(The following is the first of a three-part series by guest writer Anthony Accardo.)
There’s been quite a bit of dialogue on whether superstars are really necessary for the industry ― or even good for music. Or worse, whether superstars and Top 40 hits are blocking great music from seeing the light of day. But the reality is that superstars exist because the public craves them, despite an unprecedented level of choice. And there are a number of reasons for that appetite.
My intention is not to discuss whether we should or should not have superstars, but why we have them – from a consumer perspective, a historical perspective, and a current industry perspective. The first part (this article) focuses on theconsumer aspect.
Let’s start with a current snapshot. The simple reality is that superstar artists still make the lion’s share of revenues. These are the multimedia platform artists who act, perform, and occupy tabloids and Rolling Stone covers. Superstar artists and bands comprise the majority of mainstream music, as heard on your FM radio station, MTV, and Jay Leno.
For those with highly refined musical tastes, it can be hard to understand why people listen to mainstream music. Inherent in pop music is the idea of degrading creativity or musical integrity to cater to the lowest common denominator. But the single most important reason why superstars exist is that we buy them. And that revenue brings continued investment and more superstars – the democracy of capitalism exemplified by our wallet-voting.
But why do superstars dominate music sales if “better quality”music exists? Why do we still flock to superstars in the age of the internet, when the entire world of music is open to us in ways never before imagined?
Reason #1: Americans need validation for their tastes
Not all of us live in a niche, where we take pleasure in discovering an artist before anyone else knows about them. Mainstream America needs a certain level of consensus to validate their decisions. And what easier validation exists than constant repetition on mainstream radio, appearances on television shows, and saturation into movies, music videos, clothing lines and even headphones? The more space that a superstar artist occupies on mainstream channels and in the mainstream media, the more comfortable mainstream America becomes with those artists.
Reason #2 – Americans want common reference points
It boils down to utility: songs that everyone has heard a bunch of times are useful. Put yourself in the position of a DJ at a club. Are you going to play a set of songs chock full of underground or developing artists? Which do you think would get a better reaction – a superstar artist that everyone knows, or your iPod playlist of Long Tail tracks? The fact that these superstar artists and their Top 40 hits get used more often in movies, TV shows and in clubs further reinforces their hegemony among the mainstream, embedding them more deeply in our culture.
Reason #3 – Superstars can better monetize music’s emotional component

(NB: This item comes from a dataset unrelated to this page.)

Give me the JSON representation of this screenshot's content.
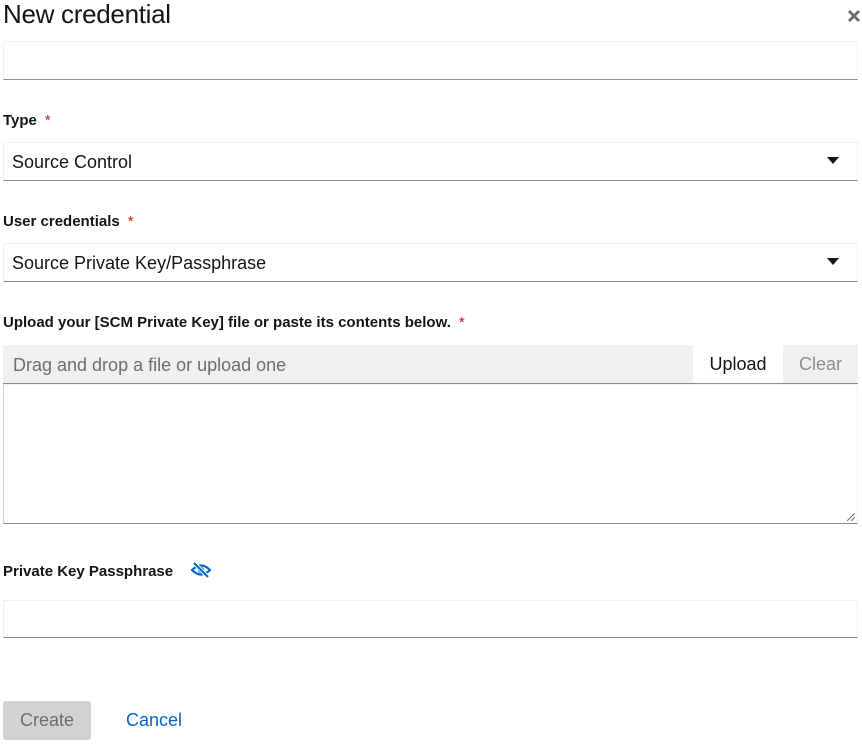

Our bond with music is no accident. Neuroscientist Daniel J. Levitin recently found that music resonates within the brain far more strongly than other forms of entertainment. In fact, fMRIs showed a deeper activation of “structures deep in the primitive, reptilian regions of the cerebellar vermis, and the amygdale – the heart of emotional processing.”
What this means is that music is more effective at opening up our emotional brain, and once that door is opened, a deep connection with an artist is made possible. But even though this is true for the entire spectrum of artists, superstars get the upper hand. The reason is that the structure of mainstream media and its ubiquity across channels makes exposure to a Superstar much more likely than exposure to a niche or indie artist, increasing the overall incidence of emotional connections. And we know, thanks to the hallowed institutions of Madison Avenue, that emotional connection, paired with repetition, sells.
Reason #4 – Listener barriers to entry are low
Pop music – short of course for “popular” music – doesn’t denote a specific genre of music. That’s because it takes the most accessible parts from different genres and blends them together into an easy, accessible, and, wait for it… popular, form of music. That’s not to say that superstars can’t be fantastic musicians, or excellent at their craft, but the music they produce needs to be accessible, have a great beat and a sing-along chorus that millions of people can nod their head to.
And, this is usually at odds with the kind of music that challenges the listener and explores new boundaries and musical styles. As evidenced by the history of recorded music sales, we much prefer an auto-tuned Rihanna chorus, in 4/4 time with a predictable hook, than a complex and hauntingly beautiful Bjork song. The Rihanna song is just easier. It’s easier to sing along to, it’s easier to find on the radio and the television, and it’s easier – from the record label’s standpoint – to invest in.
Superstars persevere because they are using the most emotionally powerful medium – music, the most powerful social forces – ubiquity and cultural validation, and an extremely powerful mental tool – repetition. And while pop music may be manufactured, it has to be really good – that is, at connecting to the American Mainstream. The market is brutal and based on merit, and the failure rate for pop music is too high for this to be up to the machinations of a few A&R executives. The customers decide who is best at doing what superstars do.
There are those who say that the structure of traditional media is solely responsible for the music we listen to, and that the new age of the internet will democratize content and bring a new age of niche music. To them I dedicate this article, because there is compelling evidence that the causes of Superstar success lie more in human nature than the decisions of major label A&R offices.